Too many processes jammed together make it easier for people to skip over steps. Bad things happen when people skip steps. At best, they wonder why the hell you created and hocked the steaming pile of grossness congealing on their plates, and never buy another of your books or try another of your recipes. At worst, they flood your Goodreads or Amazon reviews with hate because the food tasted like barf.
Seriously, if people have to rewrite your recipe to be able to use it, you’re doing it wrong.
There are no ad breaks in recipes.
If the information doesn’t directly impact the process, it goes in the notes section. What that means is that you don’t interrupt the processes to shill products. Yes, I know you’re paid to say it. No, I don’t actually care why you’re hocking that particular product. I don’t need the sales pitch rammed brutally into the processes.
Fine, have a tools list where you say to use a particular brand of product. Or even go the Tupperware™ route and use the item’s full branded name in the processes if you really feel you must (though that’s irritating). Whatever. But if you really feel the need to declare, in detail, your love of a certain brand of spatula, just add it into a notes section at the end of the recipe. People skimming over the sales pitches are more likely to miss a process, which tends to bring about barf-tasting food and the urge to set fire to the cookbook responsible.
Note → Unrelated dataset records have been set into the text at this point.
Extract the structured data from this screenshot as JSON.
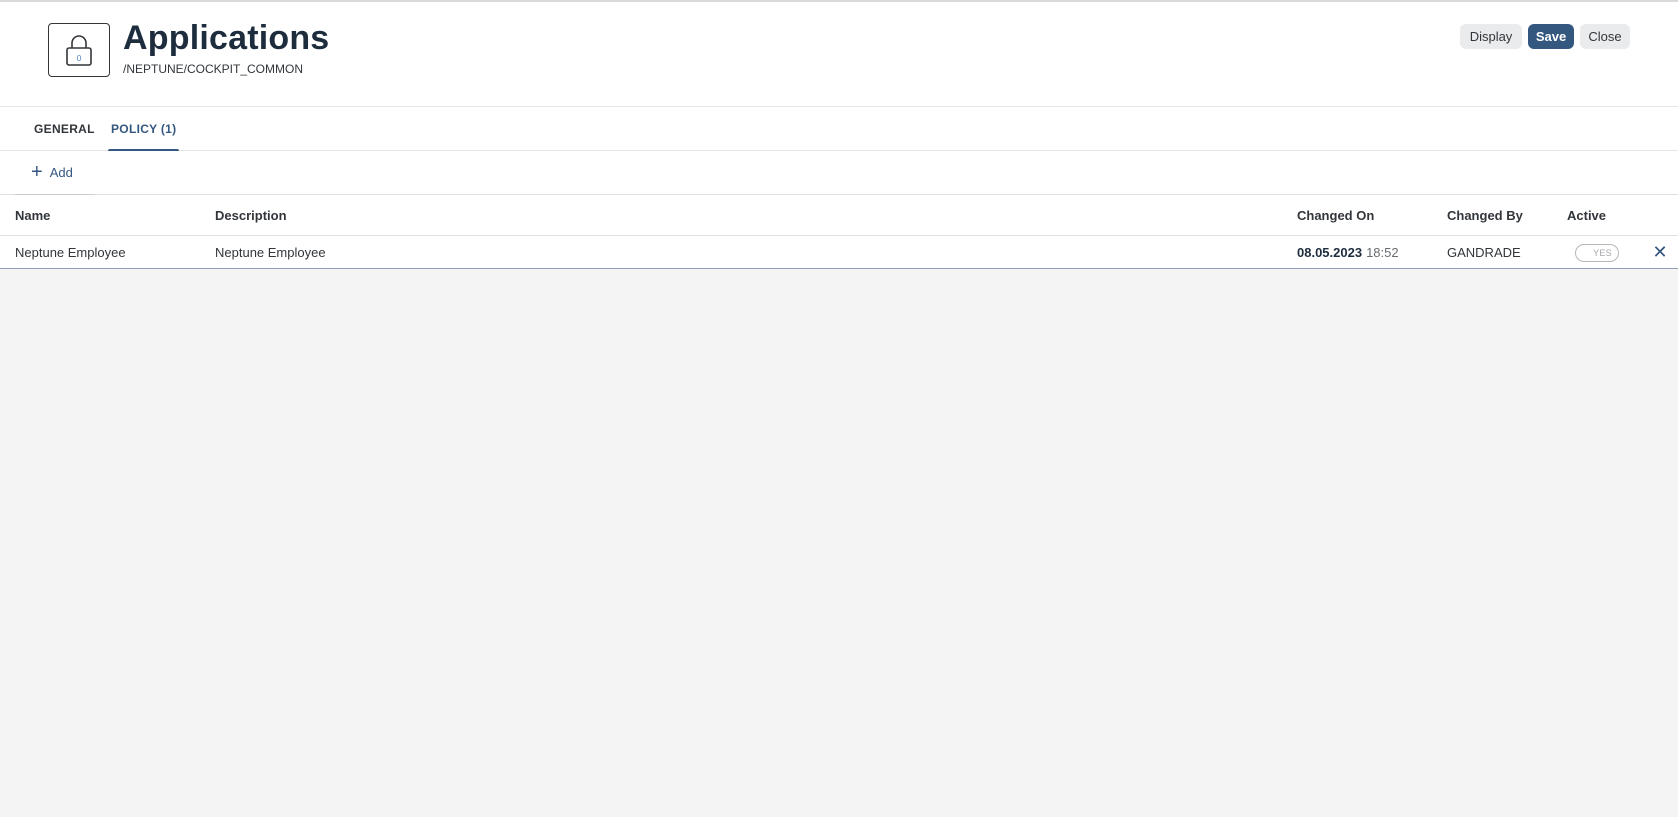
{
  "header": {
    "title": "Applications",
    "subtitle": "/NEPTUNE/COCKPIT_COMMON",
    "avatar_icon": "lock-icon",
    "buttons": {
      "display": "Display",
      "save": "Save",
      "close": "Close"
    }
  },
  "tabs": [
    {
      "label": "GENERAL",
      "selected": false
    },
    {
      "label": "POLICY (1)",
      "selected": true
    }
  ],
  "toolbar": {
    "add_label": "Add",
    "add_icon": "plus-icon"
  },
  "table": {
    "columns": [
      "Name",
      "Description",
      "Changed On",
      "Changed By",
      "Active"
    ],
    "rows": [
      {
        "name": "Neptune Employee",
        "description": "Neptune Employee",
        "changed_on_date": "08.05.2023",
        "changed_on_time": "18:52",
        "changed_by": "GANDRADE",
        "active": "YES",
        "delete_icon": "close-icon"
      }
    ]
  },
  "colors": {
    "accent": "#34577f",
    "title": "#1d2d3e",
    "background": "#f4f4f4"
  }
}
Spell check is your BFF. So is proper grammar and punctuation.
Does anyone else remember the ‘freshly ground black people‘ screw up? Yeah. Don’t do that.
But also? Make sure it makes sense. Capitalise brand names if you’re using them, make sure you have deleted all the words you were meant to. Read it out loud to yourself. No, really, it’s the best way to find screw ups in your writing. Find yourself a tame English teacher, and give them a print out and a red pen. Find the angriest home cook you know, and ask them to tell you what they think. Not the nice people who’ll tell you it’s wonderful while quietly throwing out their attempts at cooking it. The ones who’ll call you out on things with flailing gestures and rich profanity.
Get it to the point that anyone who stumbles onto that recipe can look at it and believe they could make it. Give us pretty pictures (and if you need help figuring out how to do that, look at Kirsten Tibballs ‘Chocolate‘ for some phenomenal visual foodgasms) and white space so our eyes don’t bleed. White space is your friend. It tells the brain (rightly or wrongly) that it’s an easier recipe- which means better chances of success, and more people are likely to try it.
You know those recipes that make you think you’re capable of achieving them? Those ones that inspire you to try, those ones that become a family favourite?
Yeah. Make that kind of recipe.